"He's a pretty patient guy," Lincecum said. "I'm not really executing pitches against him, which makes it really tough."
Goldschmidt singled the opposite way off Lincecum in the first, drew a walk in the fourth and doubled off the left-field wall in the sixth.
"I don't know," Goldschmidt said. "Got some pitches to hit today. Both of the pitches were kind of up in the zone, middle of the plate, and fortunately I was able to get those. I think that double was just out of [left fielder Michael] Morse's reach a little bit, you know, lucky right there. Just try to have good at-bats and sometimes there's guys you do well off of and sometimes there's guys that have your number."
Ask Goldschmidt for his exact numbers off Lincecum and you'll get a blank stare.
"Not unless someone says [them]," Goldschmidt said. "It doesn't matter. I mean, you go out there and you just try to have good at-bats. I know I've had success, but that can change at any second. There's guys that have success against me and hopefully I've got the attitude that I can change that next time I face them, so it's just one of those things. It's just part of the game, I guess. I really can't explain it."
While Goldschmidt tries to downplay it and Lincecum works to change it, Goldschmidt's Arizona teammates simply marvel at it.
"It's pretty impressive to watch," Aaron Hill said. "It is, but you don't want to take it lightly because in baseball it'll turn any moment. He is a great pitcher and he's had a great career and he's going to continue to have a great career. You don't want to make it sound like it's easy, because hitting is not easy and he's doing a great job with it."

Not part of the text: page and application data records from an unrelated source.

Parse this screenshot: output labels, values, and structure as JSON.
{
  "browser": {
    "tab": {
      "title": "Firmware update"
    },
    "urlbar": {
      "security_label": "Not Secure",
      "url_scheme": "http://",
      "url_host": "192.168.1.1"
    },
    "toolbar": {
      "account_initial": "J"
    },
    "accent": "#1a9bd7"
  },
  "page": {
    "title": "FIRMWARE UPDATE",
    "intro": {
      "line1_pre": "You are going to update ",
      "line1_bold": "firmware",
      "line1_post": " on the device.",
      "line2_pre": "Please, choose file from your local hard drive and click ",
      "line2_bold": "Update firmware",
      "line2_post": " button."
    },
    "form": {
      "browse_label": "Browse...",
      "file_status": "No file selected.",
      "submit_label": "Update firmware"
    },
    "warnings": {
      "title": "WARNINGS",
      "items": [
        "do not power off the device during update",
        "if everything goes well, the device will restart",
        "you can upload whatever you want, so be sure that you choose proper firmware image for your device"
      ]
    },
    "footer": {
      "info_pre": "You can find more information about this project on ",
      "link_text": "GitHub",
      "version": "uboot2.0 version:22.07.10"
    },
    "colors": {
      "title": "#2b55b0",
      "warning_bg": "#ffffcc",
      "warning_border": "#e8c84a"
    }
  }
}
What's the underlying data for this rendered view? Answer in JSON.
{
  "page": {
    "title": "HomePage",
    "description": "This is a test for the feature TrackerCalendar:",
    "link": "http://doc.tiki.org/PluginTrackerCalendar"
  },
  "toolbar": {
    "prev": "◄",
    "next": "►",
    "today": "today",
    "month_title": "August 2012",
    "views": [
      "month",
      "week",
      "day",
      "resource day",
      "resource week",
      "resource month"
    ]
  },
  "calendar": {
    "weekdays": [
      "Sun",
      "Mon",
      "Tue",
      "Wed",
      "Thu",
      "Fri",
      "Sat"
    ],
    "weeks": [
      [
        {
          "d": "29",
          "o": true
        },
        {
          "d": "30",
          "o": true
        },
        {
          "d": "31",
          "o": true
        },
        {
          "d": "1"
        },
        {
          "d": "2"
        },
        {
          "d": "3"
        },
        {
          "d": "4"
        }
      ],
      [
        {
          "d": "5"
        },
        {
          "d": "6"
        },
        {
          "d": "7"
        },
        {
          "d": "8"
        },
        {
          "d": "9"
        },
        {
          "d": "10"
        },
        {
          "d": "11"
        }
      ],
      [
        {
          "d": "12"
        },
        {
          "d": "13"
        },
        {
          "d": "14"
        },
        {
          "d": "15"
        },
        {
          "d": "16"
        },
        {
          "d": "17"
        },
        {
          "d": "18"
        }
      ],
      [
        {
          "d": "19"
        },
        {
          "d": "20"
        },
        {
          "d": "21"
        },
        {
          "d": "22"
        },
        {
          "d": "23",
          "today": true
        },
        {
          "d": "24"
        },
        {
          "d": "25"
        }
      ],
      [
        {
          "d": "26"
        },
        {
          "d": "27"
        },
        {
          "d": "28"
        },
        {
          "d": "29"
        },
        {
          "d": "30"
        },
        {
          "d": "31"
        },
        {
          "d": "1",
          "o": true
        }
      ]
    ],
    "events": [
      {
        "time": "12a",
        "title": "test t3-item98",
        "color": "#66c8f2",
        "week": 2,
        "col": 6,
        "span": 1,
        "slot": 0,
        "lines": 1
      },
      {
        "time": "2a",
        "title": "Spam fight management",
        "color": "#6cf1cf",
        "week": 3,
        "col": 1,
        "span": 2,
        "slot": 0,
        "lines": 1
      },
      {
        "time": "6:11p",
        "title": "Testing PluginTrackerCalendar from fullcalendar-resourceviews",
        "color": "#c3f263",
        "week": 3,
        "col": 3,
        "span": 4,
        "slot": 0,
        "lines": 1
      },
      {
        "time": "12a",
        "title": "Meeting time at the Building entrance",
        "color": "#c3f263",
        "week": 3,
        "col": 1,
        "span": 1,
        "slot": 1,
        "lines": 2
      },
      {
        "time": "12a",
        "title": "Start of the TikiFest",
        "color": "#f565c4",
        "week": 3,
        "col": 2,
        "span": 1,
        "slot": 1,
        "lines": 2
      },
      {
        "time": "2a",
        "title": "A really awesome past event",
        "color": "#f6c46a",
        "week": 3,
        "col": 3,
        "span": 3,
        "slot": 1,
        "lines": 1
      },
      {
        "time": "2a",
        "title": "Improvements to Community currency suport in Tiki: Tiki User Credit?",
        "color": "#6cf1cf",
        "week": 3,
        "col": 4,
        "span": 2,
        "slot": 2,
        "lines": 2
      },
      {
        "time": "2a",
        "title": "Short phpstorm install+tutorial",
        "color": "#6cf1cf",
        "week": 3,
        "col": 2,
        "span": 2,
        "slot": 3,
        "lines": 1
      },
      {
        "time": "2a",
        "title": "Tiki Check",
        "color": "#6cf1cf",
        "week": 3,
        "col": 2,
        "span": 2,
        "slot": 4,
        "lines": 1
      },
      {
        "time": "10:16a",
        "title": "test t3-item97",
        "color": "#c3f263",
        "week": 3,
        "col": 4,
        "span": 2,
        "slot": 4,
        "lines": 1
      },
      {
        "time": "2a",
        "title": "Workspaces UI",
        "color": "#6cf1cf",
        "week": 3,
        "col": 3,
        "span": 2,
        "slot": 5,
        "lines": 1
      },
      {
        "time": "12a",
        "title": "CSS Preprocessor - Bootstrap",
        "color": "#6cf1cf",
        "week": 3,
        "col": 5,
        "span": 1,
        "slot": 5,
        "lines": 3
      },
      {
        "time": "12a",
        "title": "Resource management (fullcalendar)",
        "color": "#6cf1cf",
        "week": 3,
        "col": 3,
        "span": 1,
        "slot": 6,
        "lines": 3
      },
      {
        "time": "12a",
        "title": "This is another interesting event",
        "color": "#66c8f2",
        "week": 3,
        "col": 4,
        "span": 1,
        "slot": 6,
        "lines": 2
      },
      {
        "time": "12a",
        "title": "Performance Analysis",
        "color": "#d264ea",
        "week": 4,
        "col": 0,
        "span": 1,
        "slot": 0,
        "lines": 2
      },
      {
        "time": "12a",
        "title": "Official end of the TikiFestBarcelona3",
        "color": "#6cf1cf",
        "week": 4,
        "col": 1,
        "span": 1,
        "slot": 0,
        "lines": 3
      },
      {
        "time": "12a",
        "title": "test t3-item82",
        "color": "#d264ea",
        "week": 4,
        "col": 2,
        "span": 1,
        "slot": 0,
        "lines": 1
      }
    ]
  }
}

Steve Gilbert is a reporter for MLB.com. Read his blog, Inside the D-backs, and follow him on Twitter @SteveGilbertMLB. This story was not subject to the approval of Major League Baseball or its clubs.